This paper explores autodemarcations on the Tapajós River, Brazilian Amazonia, wherein a traditional community --- the beiradeiros (riverbank inhabitants) --- and the Indigenous Munduruku together mark the boundaries of their lands and remove invaders in their struggles for the recognition of territorial rights from the state. We approach autodemarcations on the Tapajós as a form of co-becoming: unseating colonial identities and generating mutual recognition within and between these two peoples (turning inwards) while also claiming rights from the state (turning outwards) in the face of expanding extractive frontiers. While legal recognition is well represented in the literature on Indigenous peoples’ and traditional communities’ struggles over land and countermapping, intersubjective recognition is an omission. Our contribution is to show the importance of the turn inward and contend that it is within this ‘turn’ that autodemarcations hold radical potential. Such possibility lies in challenging colonial categorizations through novel forms of relationality, namely “wuyḡuybuḡun,” a Munduruku neologism meaning “those who live like us, plant like us, fish like us, but cannot hear like us” which began to be used by the Munduruku to refer to the beiradeiros during autodemarcations. We argue that what matters more than the physical boundary (autodemarcation), or the map (countermapping), is the emergent set of social relations: the co-becoming of two distinct peoples. Autodemarcation and other struggles for recognition of territorial and civil rights form part of larger acts of community resistance and popular political participation. They are grassroots democratic state-building processes that should be supported by state institutions.

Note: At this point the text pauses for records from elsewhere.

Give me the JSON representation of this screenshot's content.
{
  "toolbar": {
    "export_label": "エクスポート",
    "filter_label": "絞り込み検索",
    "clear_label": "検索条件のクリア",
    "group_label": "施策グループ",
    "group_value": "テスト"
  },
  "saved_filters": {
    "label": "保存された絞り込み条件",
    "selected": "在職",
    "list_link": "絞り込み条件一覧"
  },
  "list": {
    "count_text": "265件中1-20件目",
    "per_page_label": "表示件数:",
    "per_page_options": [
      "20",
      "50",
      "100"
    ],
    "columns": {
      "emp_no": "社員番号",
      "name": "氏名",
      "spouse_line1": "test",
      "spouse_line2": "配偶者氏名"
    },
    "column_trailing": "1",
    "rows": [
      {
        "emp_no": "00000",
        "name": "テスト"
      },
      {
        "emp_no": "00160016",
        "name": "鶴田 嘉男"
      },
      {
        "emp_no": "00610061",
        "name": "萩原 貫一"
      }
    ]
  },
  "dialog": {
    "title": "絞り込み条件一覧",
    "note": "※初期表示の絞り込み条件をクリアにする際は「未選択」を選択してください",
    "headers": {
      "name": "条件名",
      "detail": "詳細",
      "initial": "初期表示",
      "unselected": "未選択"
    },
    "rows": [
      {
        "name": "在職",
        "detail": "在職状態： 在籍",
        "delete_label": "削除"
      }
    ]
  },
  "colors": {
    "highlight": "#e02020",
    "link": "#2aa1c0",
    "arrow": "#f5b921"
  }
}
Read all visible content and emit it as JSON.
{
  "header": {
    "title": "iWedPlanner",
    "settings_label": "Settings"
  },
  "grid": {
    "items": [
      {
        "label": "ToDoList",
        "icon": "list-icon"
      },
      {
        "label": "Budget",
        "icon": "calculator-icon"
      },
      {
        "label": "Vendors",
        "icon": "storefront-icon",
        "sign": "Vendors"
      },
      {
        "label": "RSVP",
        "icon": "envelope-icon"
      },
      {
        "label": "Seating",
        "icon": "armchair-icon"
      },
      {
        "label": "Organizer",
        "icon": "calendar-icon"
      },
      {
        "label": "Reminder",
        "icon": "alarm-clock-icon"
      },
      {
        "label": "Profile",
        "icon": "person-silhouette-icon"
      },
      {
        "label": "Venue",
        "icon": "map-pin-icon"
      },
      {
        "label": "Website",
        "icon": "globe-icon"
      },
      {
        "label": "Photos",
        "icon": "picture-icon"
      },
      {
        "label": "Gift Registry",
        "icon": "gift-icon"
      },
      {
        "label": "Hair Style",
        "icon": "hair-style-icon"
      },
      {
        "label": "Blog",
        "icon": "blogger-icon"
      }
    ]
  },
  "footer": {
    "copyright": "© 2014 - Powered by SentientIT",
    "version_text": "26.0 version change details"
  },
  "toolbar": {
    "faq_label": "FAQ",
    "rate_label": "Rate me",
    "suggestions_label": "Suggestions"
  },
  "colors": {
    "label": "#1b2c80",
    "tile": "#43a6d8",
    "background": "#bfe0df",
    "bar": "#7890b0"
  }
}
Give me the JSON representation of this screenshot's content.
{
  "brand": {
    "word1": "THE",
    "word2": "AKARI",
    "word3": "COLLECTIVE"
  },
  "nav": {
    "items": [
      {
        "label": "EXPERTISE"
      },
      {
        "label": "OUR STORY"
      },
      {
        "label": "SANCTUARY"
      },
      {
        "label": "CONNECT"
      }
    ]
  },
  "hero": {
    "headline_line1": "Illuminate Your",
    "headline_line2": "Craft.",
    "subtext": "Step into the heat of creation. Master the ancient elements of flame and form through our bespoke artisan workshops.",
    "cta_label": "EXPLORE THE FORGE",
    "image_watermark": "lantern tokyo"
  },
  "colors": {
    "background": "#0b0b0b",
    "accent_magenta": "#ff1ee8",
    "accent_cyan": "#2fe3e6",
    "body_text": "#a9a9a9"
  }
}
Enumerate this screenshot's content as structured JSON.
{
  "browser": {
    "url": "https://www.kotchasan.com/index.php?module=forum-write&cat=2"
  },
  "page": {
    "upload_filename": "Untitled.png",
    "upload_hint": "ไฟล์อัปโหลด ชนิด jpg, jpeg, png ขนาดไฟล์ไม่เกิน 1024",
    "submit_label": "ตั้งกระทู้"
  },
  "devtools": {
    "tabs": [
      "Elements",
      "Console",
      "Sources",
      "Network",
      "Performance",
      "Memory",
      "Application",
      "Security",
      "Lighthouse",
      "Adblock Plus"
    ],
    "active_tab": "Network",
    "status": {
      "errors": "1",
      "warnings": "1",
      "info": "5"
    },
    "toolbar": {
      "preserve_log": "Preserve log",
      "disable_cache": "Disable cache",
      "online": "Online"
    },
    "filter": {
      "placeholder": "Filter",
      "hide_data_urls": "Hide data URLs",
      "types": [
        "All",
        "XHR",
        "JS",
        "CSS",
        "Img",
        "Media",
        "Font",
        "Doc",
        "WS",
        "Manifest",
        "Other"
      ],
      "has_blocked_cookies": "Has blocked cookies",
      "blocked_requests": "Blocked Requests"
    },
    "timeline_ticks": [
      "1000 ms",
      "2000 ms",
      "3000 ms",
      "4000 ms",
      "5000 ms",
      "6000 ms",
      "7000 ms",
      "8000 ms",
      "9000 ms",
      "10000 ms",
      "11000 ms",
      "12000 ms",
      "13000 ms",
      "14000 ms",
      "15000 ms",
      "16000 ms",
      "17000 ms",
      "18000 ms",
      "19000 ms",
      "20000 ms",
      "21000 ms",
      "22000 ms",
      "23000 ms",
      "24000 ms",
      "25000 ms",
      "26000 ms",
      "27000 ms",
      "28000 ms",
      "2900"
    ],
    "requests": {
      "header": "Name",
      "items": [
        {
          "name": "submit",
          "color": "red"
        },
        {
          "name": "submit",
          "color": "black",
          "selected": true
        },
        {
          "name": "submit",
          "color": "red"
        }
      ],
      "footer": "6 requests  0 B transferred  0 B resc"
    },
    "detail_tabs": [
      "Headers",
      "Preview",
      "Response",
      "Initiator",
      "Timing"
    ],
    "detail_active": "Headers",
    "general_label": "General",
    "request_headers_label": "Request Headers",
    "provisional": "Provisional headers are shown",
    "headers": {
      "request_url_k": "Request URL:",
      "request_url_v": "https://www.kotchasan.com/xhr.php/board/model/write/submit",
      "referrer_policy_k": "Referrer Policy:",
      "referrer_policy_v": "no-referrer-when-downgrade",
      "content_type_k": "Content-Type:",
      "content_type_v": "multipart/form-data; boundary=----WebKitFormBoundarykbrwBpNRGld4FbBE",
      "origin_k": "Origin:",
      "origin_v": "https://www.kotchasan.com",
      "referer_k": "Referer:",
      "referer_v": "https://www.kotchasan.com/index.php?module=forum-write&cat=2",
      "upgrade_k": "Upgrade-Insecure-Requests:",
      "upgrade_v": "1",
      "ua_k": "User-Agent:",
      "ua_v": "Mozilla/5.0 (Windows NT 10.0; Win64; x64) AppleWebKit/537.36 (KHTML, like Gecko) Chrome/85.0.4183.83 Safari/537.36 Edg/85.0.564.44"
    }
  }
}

Item Type:
Journal Article
Journal or Publication Title:
Geoforum
Additional Information:
This is the author’s version of a work that was accepted for publication in Geoforum. Changes resulting from the publishing process, such as peer review, editing, corrections, structural formatting, and other quality control mechanisms may not be reflected in this document. Changes may have been made to this work since it was submitted for publication. A definitive version was subsequently published in Geoforum, 129, 2022 DOI: 10.1016/j.geoforum.2022.01.003
Uncontrolled Keywords:
/dk/atira/pure/subjectarea/asjc/3300/3312
Subjects:
ID Code:
164316
Deposited By:
Deposited On:
11 Jan 2022 10:55
Refereed?:
Yes
Published?:
Published
Last Modified:
20 Jan 2022 06:03